So your competitor beat you to market. Big deal.
(article continues below)
Being second to market isn't the worst thing in the world. In fact, sometimes second to market strategies are even more effective than rushing to get your products on the market before everyone else.
Conventional wisdom says that the business who is the first to bring a new technology to the marketplace has a significant advantage over the competition. But there are plenty of companies who dominated their industry by allowing others to blaze a trail in the marketplace. So how did they do it?
Well, it turns out that in many industries, a late-to-market strategy can actually be leveraged as an advantage. The businesses who have done it successfully have learned how to create market disruptions exploiting the mistakes of early market entrants. Although this is especially true with technological products, there are a lot of other industries in which a second to market strategy can also be effective. If your industry is one of them, here are some of the characteristics your strategy should emphasize.

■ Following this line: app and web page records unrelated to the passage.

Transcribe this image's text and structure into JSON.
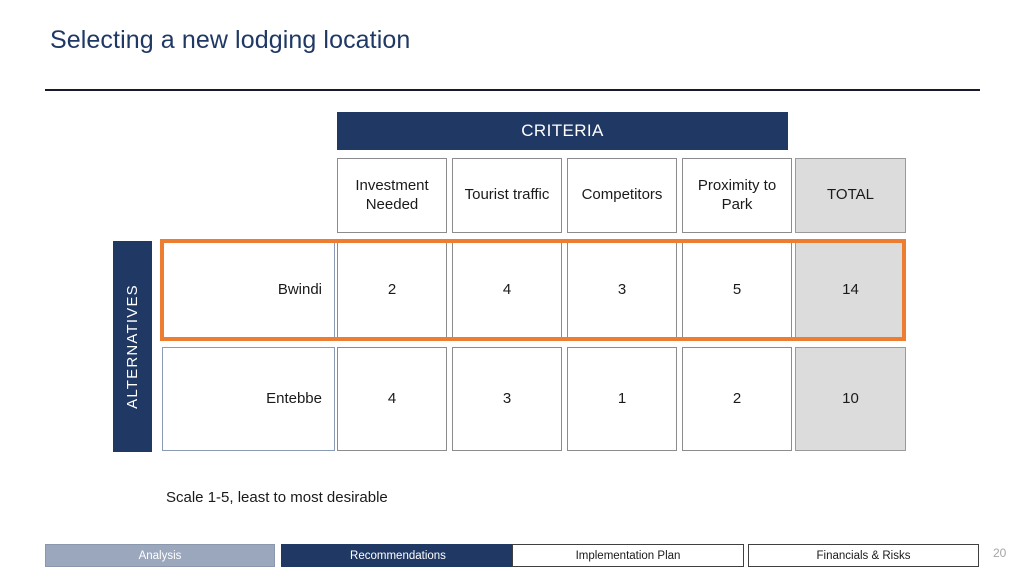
{
  "slide": {
    "title": "Selecting a new lodging location",
    "page_number": "20",
    "scale_note": "Scale 1-5, least to most desirable"
  },
  "matrix": {
    "criteria_banner": "CRITERIA",
    "alternatives_label": "ALTERNATIVES",
    "criteria_headers": [
      "Investment Needed",
      "Tourist traffic",
      "Competitors",
      "Proximity to Park"
    ],
    "total_header": "TOTAL",
    "rows": [
      {
        "name": "Bwindi",
        "scores": [
          "2",
          "4",
          "3",
          "5"
        ],
        "total": "14",
        "highlighted": true
      },
      {
        "name": "Entebbe",
        "scores": [
          "4",
          "3",
          "1",
          "2"
        ],
        "total": "10",
        "highlighted": false
      }
    ]
  },
  "footer": {
    "items": [
      {
        "label": "Analysis",
        "state": "past"
      },
      {
        "label": "Recommendations",
        "state": "current"
      },
      {
        "label": "Implementation Plan",
        "state": "future"
      },
      {
        "label": "Financials & Risks",
        "state": "future"
      }
    ]
  },
  "colors": {
    "navy": "#1F3864",
    "orange_highlight": "#ED7D31",
    "total_fill": "#DCDCDC",
    "past_nav": "#9BA7BC"
  }
}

Late market entries have a significant advantage over early entrant competitors because they have the advantage of hindsight. It's not unusual for first to market products to contain kinks and bugs that need to be worked out. Even though these kinks can be corrected in subsequent product offerings, consumers may find it difficult to shake their initial frustration with the product or brand. Second to market producers can take advantage of this by offering a consumer-friendly design from Day One, creating the impression that their product and company are superior to their first to market peers.
Ease of Use

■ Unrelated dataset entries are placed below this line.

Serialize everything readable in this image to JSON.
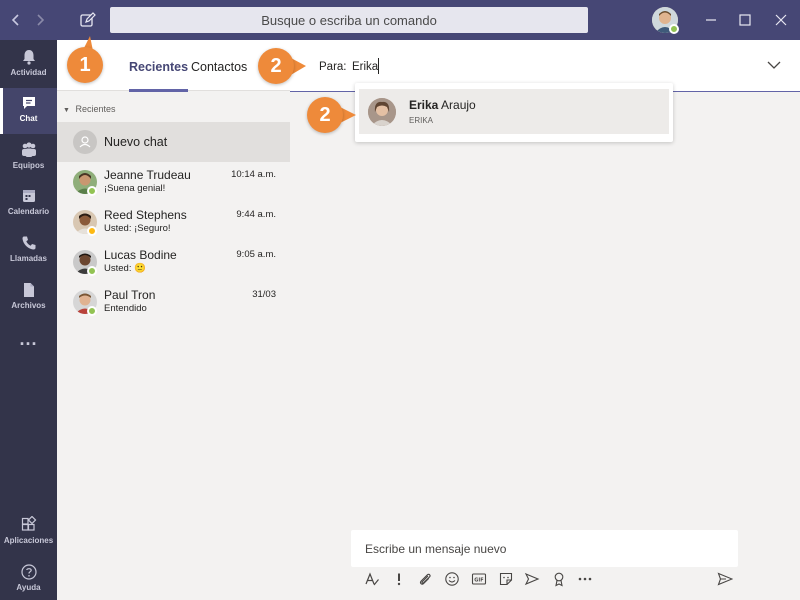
{
  "titlebar": {
    "search_placeholder": "Busque o escriba un comando",
    "back_icon": "chevron-left-icon",
    "forward_icon": "chevron-right-icon",
    "compose_icon": "compose-icon",
    "window_buttons": [
      "minimize",
      "maximize",
      "close"
    ]
  },
  "rail": {
    "items": [
      {
        "label": "Actividad",
        "icon": "bell-icon"
      },
      {
        "label": "Chat",
        "icon": "chat-icon",
        "active": true
      },
      {
        "label": "Equipos",
        "icon": "teams-icon"
      },
      {
        "label": "Calendario",
        "icon": "calendar-icon"
      },
      {
        "label": "Llamadas",
        "icon": "phone-icon"
      },
      {
        "label": "Archivos",
        "icon": "file-icon"
      },
      {
        "label": "...",
        "icon": "more-icon"
      }
    ],
    "bottom_items": [
      {
        "label": "Aplicaciones",
        "icon": "apps-icon"
      },
      {
        "label": "Ayuda",
        "icon": "help-icon"
      }
    ]
  },
  "list": {
    "tabs": [
      "Recientes",
      "Contactos"
    ],
    "section_header": "Recientes",
    "new_chat_label": "Nuevo chat",
    "chats": [
      {
        "name": "Jeanne Trudeau",
        "preview": "¡Suena genial!",
        "time": "10:14 a.m.",
        "status": "available"
      },
      {
        "name": "Reed Stephens",
        "preview": "Usted: ¡Seguro!",
        "time": "9:44 a.m.",
        "status": "away"
      },
      {
        "name": "Lucas Bodine",
        "preview": "Usted: 🙂",
        "time": "9:05 a.m.",
        "status": "available"
      },
      {
        "name": "Paul Tron",
        "preview": "Entendido",
        "time": "31/03",
        "status": "available"
      }
    ]
  },
  "main": {
    "to_label": "Para:",
    "to_value": "Erika",
    "suggestion": {
      "first": "Erika",
      "last": " Araujo",
      "sub": "ERIKA"
    },
    "composer_placeholder": "Escribe un mensaje nuevo",
    "toolbar": [
      "format-icon",
      "important-icon",
      "attach-icon",
      "emoji-icon",
      "gif-icon",
      "sticker-icon",
      "meet-icon",
      "praise-icon",
      "more-icon",
      "send-icon"
    ]
  },
  "callouts": {
    "one": "1",
    "two_a": "2",
    "two_b": "2"
  },
  "colors": {
    "titlebar": "#464775",
    "rail": "#33344a",
    "accent": "#6264a7",
    "callout": "#ee8a3a",
    "available": "#92c353",
    "away": "#fdb913"
  }
}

Making sure your product does what it claims to do is one thing. But taking the extra step to provide consumers with features that enhance usability can position your company as a preferred alternative to products that already enjoy a foothold in the marketplace. Remember: You have the advantage of field testing your competitors' products before you enter the market. They didn't have that advantage, so any cost-efficient means you can employ to increase your product's ease of use gives you an instant benefit.
Presumably, your competitor has already done the heavy lifting by marketing a new product concept to the buying public. Although your marketing strategy can reinforce the product concept, it should largely emphasize the features that differentiate your product from existing market offerings. An effective marketing campaign not only supports the appealing elements of first to market products, but also highlights your competitor's shortcomings by focusing on your product's improvements.
Once you have created a strategy to convince consumers that your product is better than early market entrants' products, the next step is to create a far-reaching distribution network. If you fail to create a distribution network that is at least comparable to the competition's, consumers may begin to question your ability to deliver a better product.